The legal inheritance
Why is it, asked Catherine Crawford 16 years ago, that medico-legal publications were rare in early modern England but comparatively abundant in Italy, France and especially Germany?1 Although there may have been a certain lack of enthusiasm for this type of work, given its association with unsavoury crimes and public trials, recent studies have shown that medical professionals, primarily surgeons and apothecaries,2 were present as witnesses in English law courts during the seventeenth and especially eighteenth centuries, but in a much less systematic manner than in continental Europe.3 The problem seems, in eﬀect, to have been one of failure to record the experience for the beneﬁt of others, rather than an absence of forensic practice. In what has proved to be the deﬁnitive solution to the mystery, Crawford identiﬁed one fundamental factor: diﬀerences between legal systems and speciﬁcally between standards of proof and evidence. This chapter considers the Western legal inheritance, that is, the system of
laws and oﬃcial practices which emerged in medieval Europe, to explain the evolution of and diﬀerences between the two major legal systems that have shaped the development of forensic medicine.
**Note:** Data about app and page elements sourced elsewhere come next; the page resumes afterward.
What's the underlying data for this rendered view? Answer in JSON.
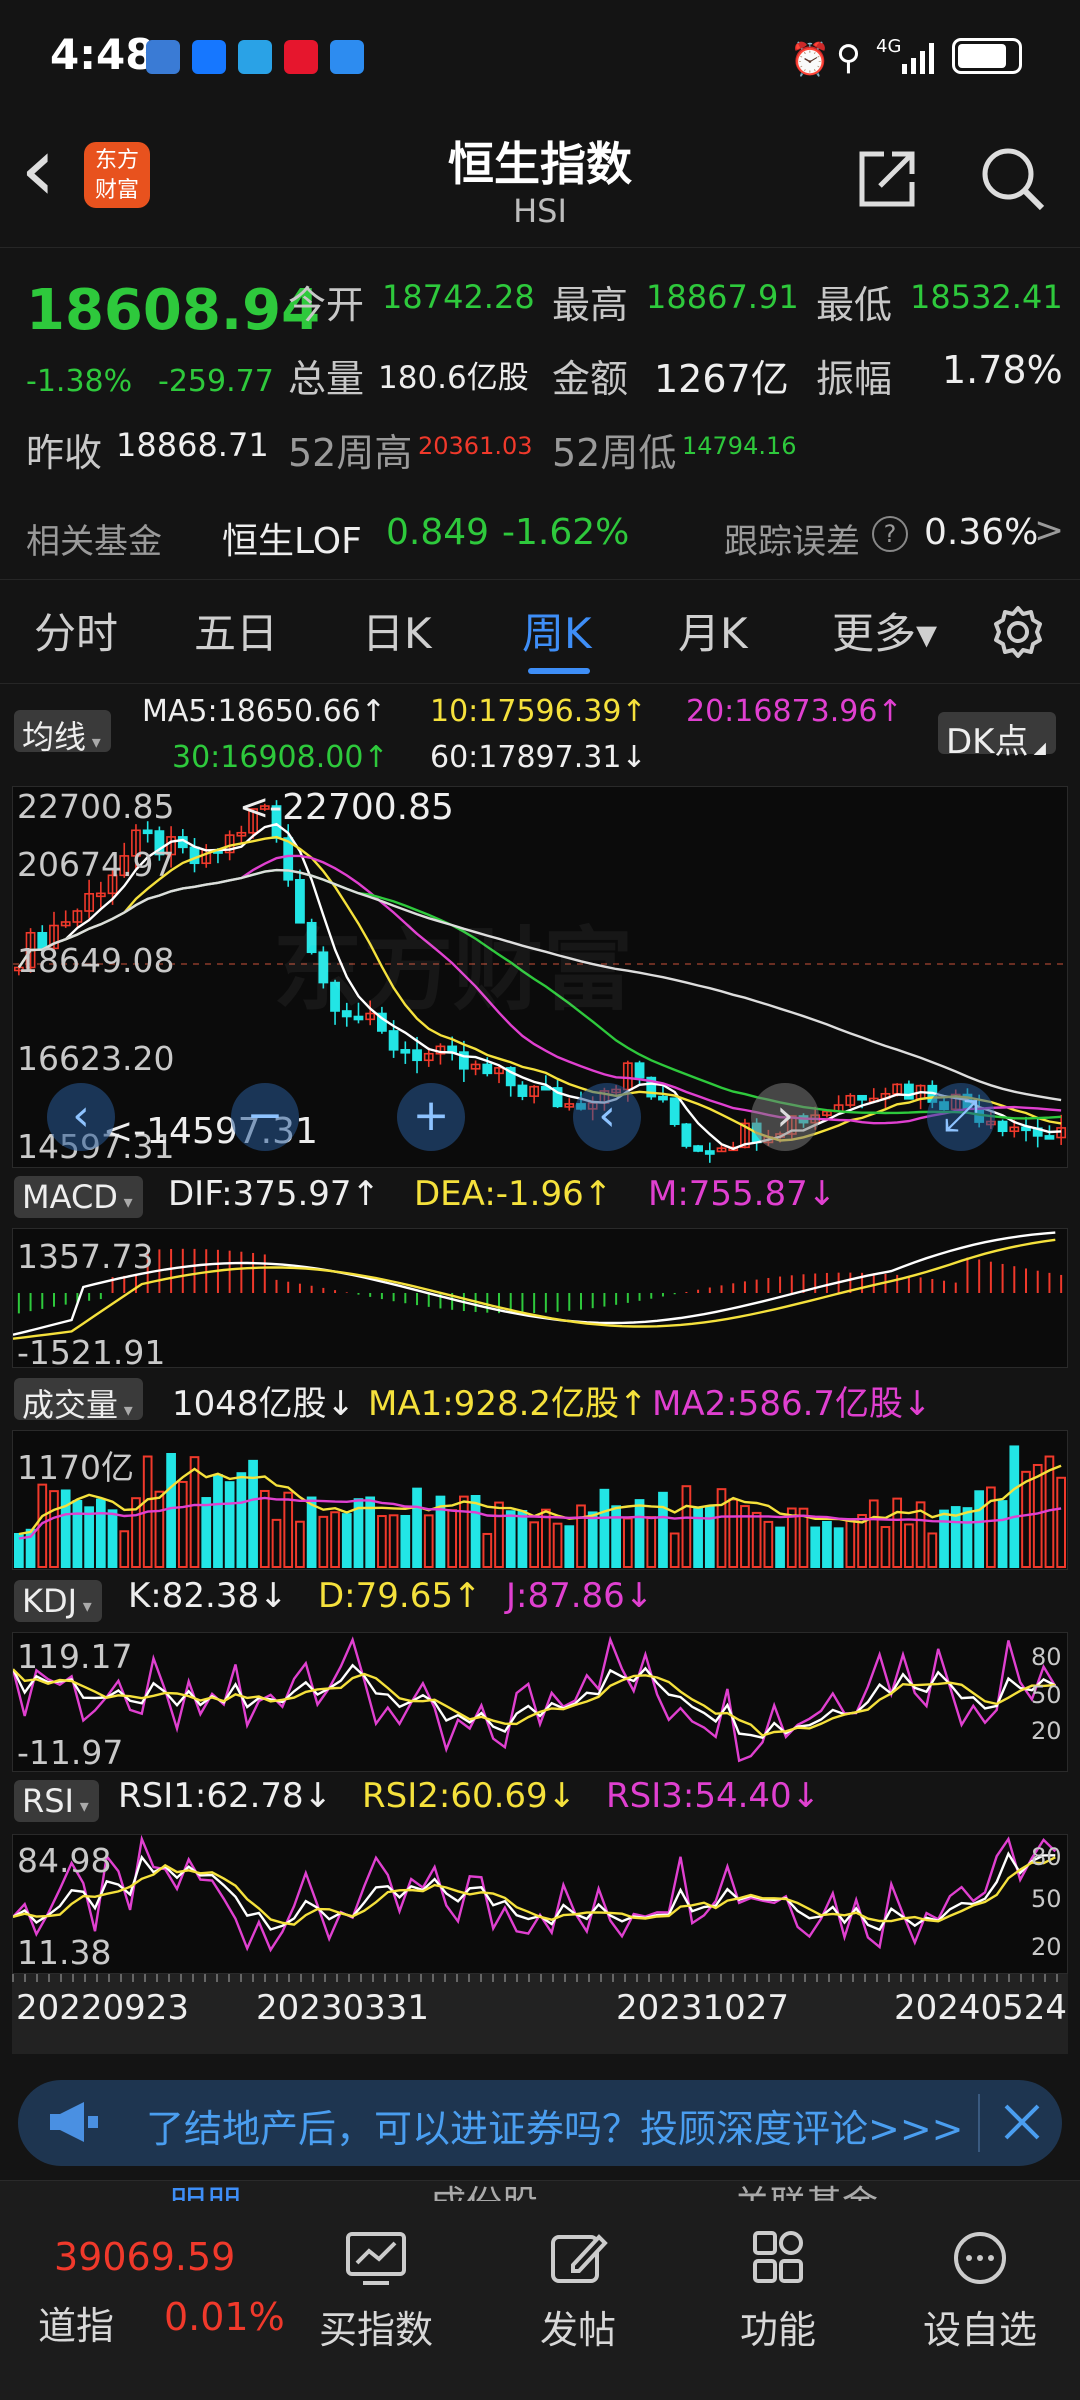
{
  "status": {
    "time": "4:48",
    "network": "4G"
  },
  "header": {
    "back": "‹",
    "logo_top": "东方",
    "logo_bottom": "财富",
    "title": "恒生指数",
    "subtitle": "HSI"
  },
  "quote": {
    "price": "18608.94",
    "pct": "-1.38%",
    "chg": "-259.77",
    "open_label": "今开",
    "open": "18742.28",
    "high_label": "最高",
    "high": "18867.91",
    "low_label": "最低",
    "low": "18532.41",
    "vol_label": "总量",
    "vol": "180.6亿股",
    "amt_label": "金额",
    "amt": "1267亿",
    "amp_label": "振幅",
    "amp": "1.78%",
    "prev_label": "昨收",
    "prev": "18868.71",
    "w52h_label": "52周高",
    "w52h": "20361.03",
    "w52l_label": "52周低",
    "w52l": "14794.16"
  },
  "fund": {
    "label": "相关基金",
    "name": "恒生LOF",
    "price": "0.849",
    "pct": "-1.62%",
    "err_label": "跟踪误差",
    "err_q": "?",
    "err": "0.36%",
    "arrow": ">"
  },
  "tabs": [
    "分时",
    "五日",
    "日K",
    "周K",
    "月K",
    "更多▾"
  ],
  "kline": {
    "ind": "均线",
    "ma5": "MA5:18650.66↑",
    "ma10": "10:17596.39↑",
    "ma20": "20:16873.96↑",
    "ma30": "30:16908.00↑",
    "ma60": "60:17897.31↓",
    "dk": "DK点",
    "y1": "22700.85",
    "y2": "20674.97",
    "y3": "18649.08",
    "y4": "16623.20",
    "y5": "14597.31",
    "hi": "<-22700.85",
    "lo": "<-14597.31",
    "watermark": "东方财富"
  },
  "macd": {
    "ind": "MACD",
    "dif": "DIF:375.97↑",
    "dea": "DEA:-1.96↑",
    "m": "M:755.87↓",
    "y1": "1357.73",
    "y2": "-1521.91"
  },
  "volume": {
    "ind": "成交量",
    "v": "1048亿股↓",
    "ma1": "MA1:928.2亿股↑",
    "ma2": "MA2:586.7亿股↓",
    "y1": "1170亿"
  },
  "kdj": {
    "ind": "KDJ",
    "k": "K:82.38↓",
    "d": "D:79.65↑",
    "j": "J:87.86↓",
    "y1": "119.17",
    "y2": "-11.97",
    "r1": "80",
    "r2": "50",
    "r3": "20"
  },
  "rsi": {
    "ind": "RSI",
    "r1": "RSI1:62.78↓",
    "r2": "RSI2:60.69↓",
    "r3": "RSI3:54.40↓",
    "y1": "84.98",
    "y2": "11.38",
    "l1": "80",
    "l2": "50",
    "l3": "20"
  },
  "dates": [
    "20220923",
    "20230331",
    "20231027",
    "20240524"
  ],
  "banner": {
    "text": "了结地产后，可以进证券吗？投顾深度评论>>>"
  },
  "bottom": {
    "idx_price": "39069.59",
    "idx_name": "道指",
    "idx_pct": "0.01%",
    "peek": [
      "明朋",
      "成份股",
      "关联基金"
    ],
    "nav": [
      "买指数",
      "发帖",
      "功能",
      "设自选"
    ]
  },
  "colors": {
    "up": "#f0392b",
    "down": "#2ec93c",
    "accent": "#3e8ef7"
  }
}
These were the Continental system, based on Roman and canon (church) law, and the Anglo-American system, based on English common law. Every nation in the modern Western world can trace the history of its civil and criminal laws to these two traditions, but it was their diﬀering methods of proof that were to be the driving factors in stimulating the need for and reception of medical testimony in legal proceedings. Despite common historical foundations and shared trends in the systems of rational proof that emerged during the twelfth and thirteenth centuries,4 the rules of evidence created on either side of the English Channel worked in opposing ways with regard to witness testimony in criminal trials. In England, juries became the ﬁnders of fact and based their decisions on oral eyewitness testimony; there was no formal mechanism for obtaining evidence from anyone who had not been a direct observer of the events in question. On the Continent, by contrast, judges investigated crime and determined guilt or innocence on the strength of the evidence that they gathered and compiled in written dossiers; their need to establish the facts of a case required them to seek out relevant information from anyone who could provide it. It was this
feature of Continental practice that was to provide medical practitioners with a key point of entry to the legal system.